Where's that meat truck? Haldis wants to sell some meat. Who else wants to sell some meat? (audience laughing) So, that's the thing about it is, like, this is the beauty of sales. It can really be anything. Now, I'll tell you this, it's depressing selling meat out of the back of a truck. There's no joy in that. There's no nothing. There's simply a paycheck at the end of the day. And I would work, I worked one day a week, making 50, $60,000 a year. And that's how I went through college without any debt. So, it worked for me, it was fine. But I learned a whole heck of a lot doing that. And this line was like the meat seller's motto. (audience chuckling) "You don't sell the steak, you sell the sizzle." And I mean literally, do you know how many times I would grab a steak out and be like, "Hey, you got a grill? "Let's fire this up." I would actually take the steak out and grill it for them. I literally sold the sizzle. And they would taste it, and they'd be like, "Yeah, that's really good steak." You're damn right it is, Julie. You can get a box for just $300. The boxes were large and expensive, and we would move a lot of them at a time. And there was money in it. Now, here's the thing. Any of you, who talked the most up here in our little quick role play? You did, we do, right? We, the sales people, talk the most. So, my question is, "How do you hear the sizzle "of the steak when you keep talking over it?" Okay, we're gonna go back to the sales process. I'm gonna add two simple points. We're gonna put two minor tweaks into this. Step zero, because this shouldn't have to be said, so it's step zero. It's to build a rapport to create trust. Now, I have done the door-to-door sales thing two times in my life for a total of almost four years. One time it was selling religion. I was a missionary for two years. One time it was selling steaks. One time, knives. I've sold a lot of things door-to-door. And step zero is always number one. By the way, you know what the toughest sale of anything is? Religion, that is by far harder to sell than anything else in this entire world. But, man, I learned a lot about people and relationships and understanding and love. And no matter what happened, no matter what is said on the other side of that table or on the other side of that door, you show love. That's the only proper response to any result. Whether it's a client saying, "no," whether it's a door shut in your face, whether it's someone asking if they can get a better deal, the proper response is love. Number one, build that rapport, build trust. So, that's zero. Number one is then identify what the hell it is you're selling. Like, what is their need, and what do I want? And that's where I want Erin, you, to ask, "Tell me something about yourself. "Or tell me something about what you're looking for." Figure out, like, pull them out of that. You are there to serve them. And guess what? They're meeting with you because you have a service that they freakin' want. It's not about you. At that point, we're gonna develop a value proposition. We're gonna present the solution. Then, we're gonna close by making the ask. And this is the other one I'm gonna add in there, which is follow up because so often that's forgotten. And follow up is a necessary piece. Already, can you think of how you might do that meeting differently right now?

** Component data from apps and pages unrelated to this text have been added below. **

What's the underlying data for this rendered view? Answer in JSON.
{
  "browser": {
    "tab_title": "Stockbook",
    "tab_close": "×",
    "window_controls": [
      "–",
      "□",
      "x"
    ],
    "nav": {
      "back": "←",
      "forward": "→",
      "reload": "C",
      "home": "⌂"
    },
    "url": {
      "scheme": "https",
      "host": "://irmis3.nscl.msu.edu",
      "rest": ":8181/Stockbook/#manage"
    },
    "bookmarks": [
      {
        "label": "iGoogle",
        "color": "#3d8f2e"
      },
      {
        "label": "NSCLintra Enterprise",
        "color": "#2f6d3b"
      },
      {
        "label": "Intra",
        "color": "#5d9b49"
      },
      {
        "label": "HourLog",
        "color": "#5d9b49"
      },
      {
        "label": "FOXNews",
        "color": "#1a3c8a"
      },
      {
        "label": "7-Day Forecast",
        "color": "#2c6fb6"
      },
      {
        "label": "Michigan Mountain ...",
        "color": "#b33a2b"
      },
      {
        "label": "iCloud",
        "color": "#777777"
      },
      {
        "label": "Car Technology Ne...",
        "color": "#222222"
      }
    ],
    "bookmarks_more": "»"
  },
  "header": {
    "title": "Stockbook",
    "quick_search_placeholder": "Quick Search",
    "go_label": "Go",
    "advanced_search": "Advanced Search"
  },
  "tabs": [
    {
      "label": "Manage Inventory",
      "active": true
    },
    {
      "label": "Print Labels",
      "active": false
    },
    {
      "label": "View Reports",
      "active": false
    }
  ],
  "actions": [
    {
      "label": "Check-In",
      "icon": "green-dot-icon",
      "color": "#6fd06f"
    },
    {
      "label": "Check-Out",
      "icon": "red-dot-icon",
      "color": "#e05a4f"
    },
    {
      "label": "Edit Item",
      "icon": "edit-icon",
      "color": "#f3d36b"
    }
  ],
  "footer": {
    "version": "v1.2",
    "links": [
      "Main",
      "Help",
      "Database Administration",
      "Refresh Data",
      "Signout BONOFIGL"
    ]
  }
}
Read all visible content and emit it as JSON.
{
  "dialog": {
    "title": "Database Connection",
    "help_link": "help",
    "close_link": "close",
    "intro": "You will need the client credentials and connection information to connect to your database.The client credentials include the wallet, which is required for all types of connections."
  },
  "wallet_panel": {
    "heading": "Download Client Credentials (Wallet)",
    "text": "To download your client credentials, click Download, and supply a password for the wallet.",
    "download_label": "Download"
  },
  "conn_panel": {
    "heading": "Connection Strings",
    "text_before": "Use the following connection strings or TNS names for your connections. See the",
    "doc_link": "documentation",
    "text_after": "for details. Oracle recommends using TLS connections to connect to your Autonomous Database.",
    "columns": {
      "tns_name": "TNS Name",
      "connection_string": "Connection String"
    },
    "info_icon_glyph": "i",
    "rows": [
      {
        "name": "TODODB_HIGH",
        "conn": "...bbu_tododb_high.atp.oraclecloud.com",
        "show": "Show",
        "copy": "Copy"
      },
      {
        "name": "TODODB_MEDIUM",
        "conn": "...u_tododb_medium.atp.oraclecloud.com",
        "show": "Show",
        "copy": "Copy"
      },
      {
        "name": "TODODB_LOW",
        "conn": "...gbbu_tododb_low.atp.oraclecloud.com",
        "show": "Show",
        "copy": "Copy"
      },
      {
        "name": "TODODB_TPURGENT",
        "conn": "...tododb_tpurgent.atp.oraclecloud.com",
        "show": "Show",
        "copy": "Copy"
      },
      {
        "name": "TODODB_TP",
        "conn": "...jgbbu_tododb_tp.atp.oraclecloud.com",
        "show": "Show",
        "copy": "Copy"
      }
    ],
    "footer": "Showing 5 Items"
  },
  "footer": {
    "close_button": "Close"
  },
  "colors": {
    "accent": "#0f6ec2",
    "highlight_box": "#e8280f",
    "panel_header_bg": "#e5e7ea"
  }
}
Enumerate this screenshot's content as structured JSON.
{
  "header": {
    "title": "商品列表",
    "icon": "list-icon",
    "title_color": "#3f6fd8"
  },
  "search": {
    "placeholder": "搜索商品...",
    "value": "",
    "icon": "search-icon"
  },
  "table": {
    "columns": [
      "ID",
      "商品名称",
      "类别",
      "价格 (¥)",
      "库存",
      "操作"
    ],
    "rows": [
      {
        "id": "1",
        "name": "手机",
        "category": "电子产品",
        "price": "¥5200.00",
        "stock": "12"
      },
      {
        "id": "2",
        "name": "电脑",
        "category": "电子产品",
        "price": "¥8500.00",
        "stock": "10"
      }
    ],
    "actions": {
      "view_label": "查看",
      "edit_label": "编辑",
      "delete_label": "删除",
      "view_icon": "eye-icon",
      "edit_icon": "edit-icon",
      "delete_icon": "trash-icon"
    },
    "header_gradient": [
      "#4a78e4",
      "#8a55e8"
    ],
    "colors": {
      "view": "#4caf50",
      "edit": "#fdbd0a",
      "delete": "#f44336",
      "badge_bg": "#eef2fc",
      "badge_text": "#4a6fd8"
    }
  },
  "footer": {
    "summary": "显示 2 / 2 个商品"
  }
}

Yeah, we haven't even learned the psychology of anything. We haven't learned anything else. We just simply learned a process, and now we can go, "Okay, I can "already reframe that to go very differently."